Depending on the design of the control engine board 550 more processing power may be necessary than the control engine board can handle. Since the Control surface board 552 is connected to the control engine board 550 on the same data bus 558 as the bus that handles communication between the control engine CPU 556 and the CPLD 560 and PSOC 562, the control surface board may include additional CPLD's and/or PSOCs to handle more of the processing necessary for the control module 554 to behave like a USB peripheral device.
The present invention allows for many different business models. For example, the musical instrument can be sold as hardware regardless of the presence of lack of presence or any proprietary and/or nonproprietary sound generation software. Proprietary sound generation software could be sold separately. In the case of open source software, a vendor could provide services for which it is compensated through licensing revenue. These services might include promulgating standards for the open source program, validating through review and testing that suggested improvements are in conformity with the standards and are compatible with other systems or system components and promulgate official approved versions of the open source software for which it charges a the user of the validated version of the software a license fee. Validated versions of the software would provide users with a higher level of confidence in the performance of the software.
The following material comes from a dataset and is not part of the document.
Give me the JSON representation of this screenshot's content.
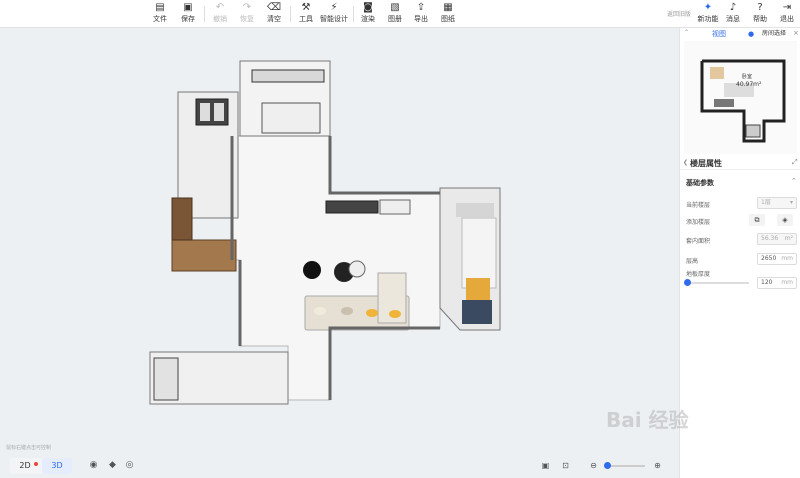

While the present invention has been described with reference to particular embodiments, it may be understood that the embodiments are illustrative and that the invention scope is not so limited. Any variations, modifications, additions and improvements to the embodiments described are possible. These variations, modifications, additions and improvements may fall within the scope of the invention as detailed within the following claims.